Crown Prince Haakon, Regent of Norway, has visited the former Falstad prison camp in Trøndelag. During the visit to Falstad, Crown Prince Haakon met three school students from Trondheim and students from Ole Vig upper secondary school in Stjørdal. The middle school students are all descendants of prisoners who were imprisoned at the Falstad camp.

His Royal Highness said during the visit: “It is great that young people can come here and relive history. That way we are reminded of what freedom costs, because there were many who sacrificed a lot for us to have that freedom. We can not take our freedom for granted.”

Crown Prince Haakon at Falstad Center. Photo: Simen L. Sund / The Royal Court.

Director Christian Wee talked about the history of the Falstad Center and gave His Royal Highness a guided tour. There was also a tour of the former commander’s residence and the two exhibitions “Stories on the run” and “The faces of power”. The commander’s residence was built by prisoners for the German camp management and was completed in 1944. This year, 2020, it is 75 years since the liberation of Norway.

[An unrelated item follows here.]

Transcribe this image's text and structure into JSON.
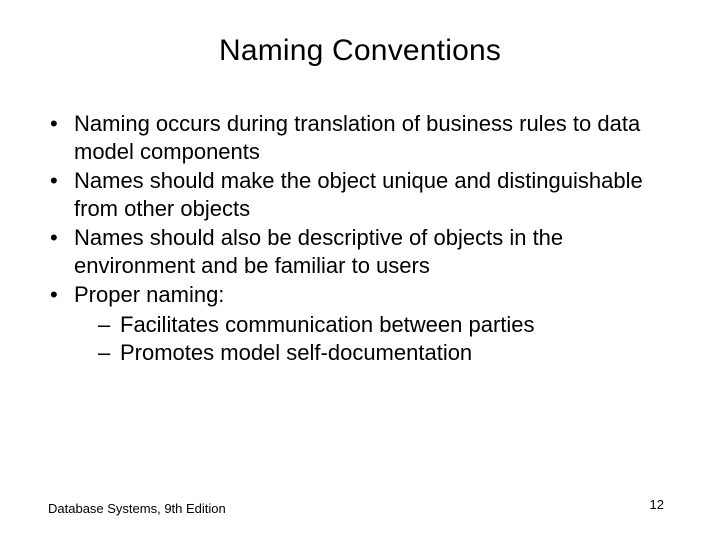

The former Falstad prison camp is now a museum, a memorial and Norway’s national centre for human rights. The German security police established Falstad as a prison camp for political prisoners in the autumn of 1941. More than 4,200 prisoners were imprisoned here during World War II. The Falstad Centre is housed in the buildings of the former prison camp. The centre manages a rich museum collection, and is a learning centre on prisoner history from World War II and on democracy and human rights.

Prisoners from more than 15 nations were imprisoned at Falstad prison camp during the war years. The largest group of prisoners were Norwegians who were suspected or convicted of political opposition. Falstad prison camp was also used as a transit camp for Jews in the autumn of 1942. The spring of 1942 to the autumn of 1943 is considered the most brutal period in the history of the prison camp, in this period more than 200 prisoners were executed. After the German occupation in May 1944, Falstad was turned overnight into a detention camp and later a forced labour camp for convicted Nazis.

About author

Senior Europe Correspondent Oskar Aanmoen has a master in military and political history of the Nordic countries. He has written five books on historical subjects and more than 700 articles for Royal Central. He has also interview both Serbian and Norwegian royals. Aanmoen is based in Oslo, Norway.